The complaint alleges that eligible voters have been and will continue to be denied the right to vote unless a federal judge takes action before Election Day.
The North Dakota law requires voters to present identification with a street address, but many addresses on reservations are post office boxes and street addresses aren’t assigned. The law is being enforced for the first time this election after an Oct. 9 ruling from the U.S. Supreme Court that allowed the requirements to take effect.
The Secretary of State’s office has provided information to tribes about complying with the law, including directing voters to obtain a residential street address by notifying 911 coordinators in North Dakota counties.

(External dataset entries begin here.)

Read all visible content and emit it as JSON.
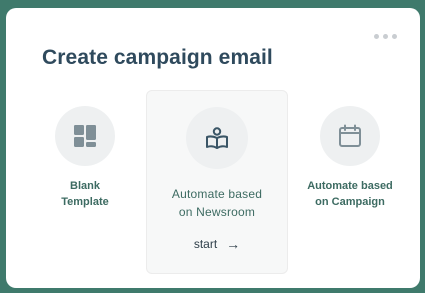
{
  "dialog": {
    "title": "Create campaign email",
    "more_icon": "more-horizontal-icon"
  },
  "options": {
    "blank": {
      "line1": "Blank",
      "line2": "Template",
      "icon": "layout-grid-icon"
    },
    "newsroom": {
      "line1": "Automate based",
      "line2": "on Newsroom",
      "icon": "book-reader-icon",
      "action_label": "start",
      "action_icon": "arrow-right-icon"
    },
    "campaign": {
      "line1": "Automate based",
      "line2": "on Campaign",
      "icon": "calendar-icon"
    }
  },
  "colors": {
    "background": "#3f7a6c",
    "title": "#2f4a5d",
    "accent": "#3d6b62",
    "icon_circle": "#eef0f1"
  }
}
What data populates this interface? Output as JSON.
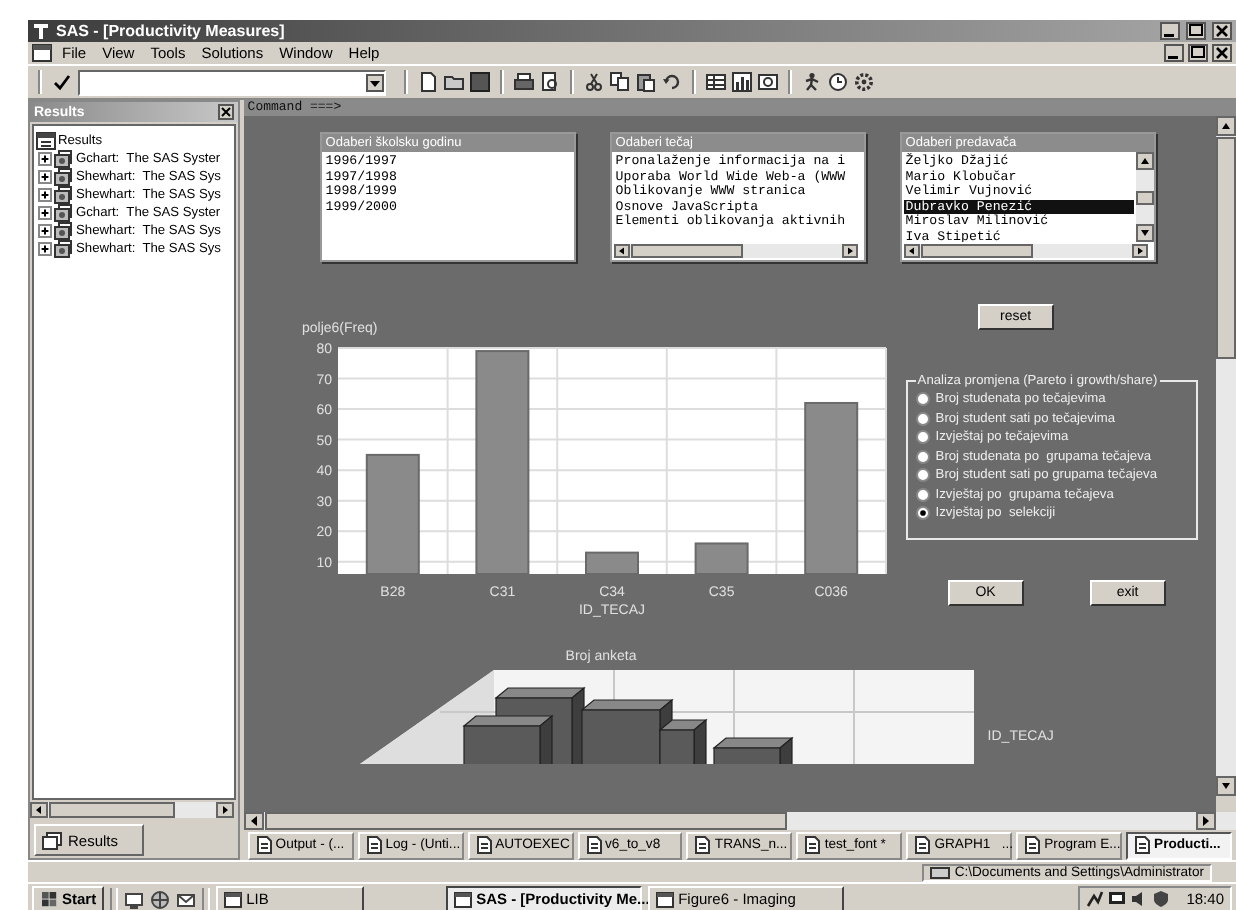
{
  "window": {
    "title": "SAS - [Productivity Measures]"
  },
  "menu": [
    "File",
    "View",
    "Tools",
    "Solutions",
    "Window",
    "Help"
  ],
  "results_panel": {
    "title": "Results",
    "tree": {
      "label": "Results",
      "children": [
        {
          "label": "Gchart:  The SAS Syster",
          "expanded": false
        },
        {
          "label": "Shewhart:  The SAS Sys",
          "expanded": false
        },
        {
          "label": "Shewhart:  The SAS Sys",
          "expanded": false
        },
        {
          "label": "Gchart:  The SAS Syster",
          "expanded": false
        },
        {
          "label": "Shewhart:  The SAS Sys",
          "expanded": false
        },
        {
          "label": "Shewhart:  The SAS Sys",
          "expanded": false
        }
      ]
    },
    "tab": "Results"
  },
  "command_line": "Command ===>",
  "listboxes": [
    {
      "title": "Odaberi školsku godinu",
      "items": [
        {
          "label": "1996/1997",
          "selected": false
        },
        {
          "label": "1997/1998",
          "selected": false
        },
        {
          "label": "1998/1999",
          "selected": false
        },
        {
          "label": "1999/2000",
          "selected": false
        }
      ]
    },
    {
      "title": "Odaberi tečaj",
      "items": [
        {
          "label": "Pronalaženje informacija na i",
          "selected": false
        },
        {
          "label": "Uporaba World Wide Web-a (WWW",
          "selected": false
        },
        {
          "label": "Oblikovanje WWW stranica",
          "selected": false
        },
        {
          "label": "Osnove JavaScripta",
          "selected": false
        },
        {
          "label": "Elementi oblikovanja aktivnih",
          "selected": false
        }
      ]
    },
    {
      "title": "Odaberi predavača",
      "items": [
        {
          "label": "Željko Džajić",
          "selected": false
        },
        {
          "label": "Mario Klobučar",
          "selected": false
        },
        {
          "label": "Velimir Vujnović",
          "selected": false
        },
        {
          "label": "Dubravko Penezić",
          "selected": true
        },
        {
          "label": "Miroslav Milinović",
          "selected": false
        },
        {
          "label": "Iva Stipetić",
          "selected": false
        }
      ]
    }
  ],
  "reset_button": "reset",
  "chart": {
    "chart_data": {
      "type": "bar",
      "xlabel": "ID_TECAJ",
      "ylabel": "polje6(Freq)",
      "categories": [
        "B28",
        "C31",
        "C34",
        "C35",
        "C036"
      ],
      "values": [
        45,
        79,
        13,
        16,
        62
      ],
      "ylim": [
        6,
        80
      ],
      "yticks": [
        10,
        20,
        30,
        40,
        50,
        60,
        70,
        80
      ],
      "grid": true
    }
  },
  "analysis_group": {
    "title": "Analiza promjena (Pareto i growth/share)",
    "options": [
      {
        "label": "Broj studenata po tečajevima",
        "selected": false
      },
      {
        "label": "Broj student sati po tečajevima",
        "selected": false
      },
      {
        "label": "Izvještaj po tečajevima",
        "selected": false
      },
      {
        "label": "Broj studenata po  grupama tečajeva",
        "selected": false
      },
      {
        "label": "Broj student sati po grupama tečajeva",
        "selected": false
      },
      {
        "label": "Izvještaj po  grupama tečajeva",
        "selected": false
      },
      {
        "label": "Izvještaj po  selekciji",
        "selected": true
      }
    ]
  },
  "ok_button": "OK",
  "exit_button": "exit",
  "chart_3d": {
    "title": "Broj anketa",
    "axis_label": "ID_TECAJ"
  },
  "tabs": [
    {
      "label": "Output - (...",
      "selected": false
    },
    {
      "label": "Log - (Unti...",
      "selected": false
    },
    {
      "label": "AUTOEXEC",
      "selected": false
    },
    {
      "label": "v6_to_v8",
      "selected": false
    },
    {
      "label": "TRANS_n...",
      "selected": false
    },
    {
      "label": "test_font *",
      "selected": false
    },
    {
      "label": "GRAPH1   ...",
      "selected": false
    },
    {
      "label": "Program E...",
      "selected": false
    },
    {
      "label": "Producti...",
      "selected": true
    }
  ],
  "status_bar": {
    "path": "C:\\Documents and Settings\\Administrator"
  },
  "taskbar": {
    "start": "Start",
    "items": [
      {
        "label": "LIB",
        "selected": false
      },
      {
        "label": "SAS - [Productivity Me...",
        "selected": true
      },
      {
        "label": "Figure6 - Imaging",
        "selected": false
      }
    ],
    "clock": "18:40"
  }
}
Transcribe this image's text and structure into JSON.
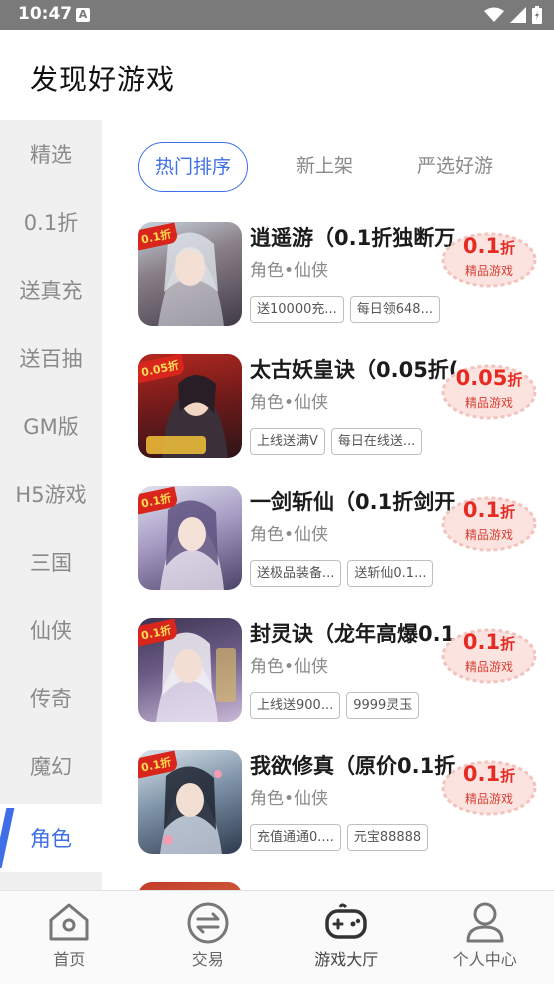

But the court complaint calls the process of assigning and verifying voters’ addresses “deeply flawed” and alleges the law is unconstitutional as applied to Native Americans on reservations. The lawsuit raises examples of voters who are struggling to comply with the state’s stricter voter ID law, including tribal members who have been denied absentee ballots.
The emergency motion for a temporary restraining order seeks to prevent the law from being enforced for voters in North Dakota counties that include an Indian reservation who fall into these categories:
- Voters with residential addresses the state considers invalid.
- Voters with no access to an accurate residential address.
- Voters with no access to documentation of their residential address.
- Voters whose addresses are unassigned.
- Voters unable to determine their address and get an ID before the election.
Jaeger said late Tuesday he had received the complaint but could not comment on pending litigation.
Supporters of the law say it aims to preserve the integrity of elections in North Dakota, which does not have voter registration.
The plaintiffs are represented by attorney Tim Purdon, former U.S. attorney for the District of North Dakota, attorneys with the Native American Rights Fund, the Campaign Legal Center and others.
The complaint cites examples of eligible voters who face an “imminent threat” of being denied the right to vote, including:
- Dion Jackson, a member of the Spirit Lake Tribe, was denied an absentee ballot because the county auditor said his residential address does not match the one in the North Dakota Department of Transportation database. However, Jackson has that address on a state-issued ID and receives packages from the UPS and FedEX at that address.
- Douglas Yankton, vice chairman of the Spirit Lake Tribe, was issued a state ID with an address in Oberon and has used that address for 18 years. When his girlfriend, Sara Hesse, called the 911 coordinator to obtain her address at the same home in 2015, she was provided with a Fort Totten address. The Secretary of State’s online search tool for identifying the correct polling place recognizes neither address.
- Terry Yellow Fat, a member of the Standing Rock Sioux Tribe, obtained a street address from the 911 coordinator. But he was told by a UPS driver that the address belongs to a liquor store down the street. He wishes to vote but he can’t meet the requirement because the 911 coordinator has not issued him an accurate address.
Tribes have been working to help tribal members get the proper ID ahead of the election, including the Spirit Lake Tribe, which has waived the $11 charge for a tribal ID and extended office hours, the complaint says.
The tribe issued 328 new IDs between Oct. 22 and Oct. 29. The tribe has identified more than 100 members who have not yet received an updated ID. The complaint says the state has not provided the tribe with resources to help members obtain IDs that the state is requiring to vote.
The complaint also says the voter identification requirement imposes a uniquely severe burden for Native Americans in North Dakota.
For example, in Rolette County, home to the Turtle Mountain Band of Chippewa Indians, the Department of Motor Vehicles is open one day a month for three hours. It was last available at the county seat of Rolla on Oct. 3 — six days before the Supreme Court’s decision. The next time it will be available is Nov. 7, or one day after the election.
Many in Indian Country also lack the supplemental documents that would be accepted under the law because bank statements or utility statements often list post office boxes due to lack of residential mail delivery.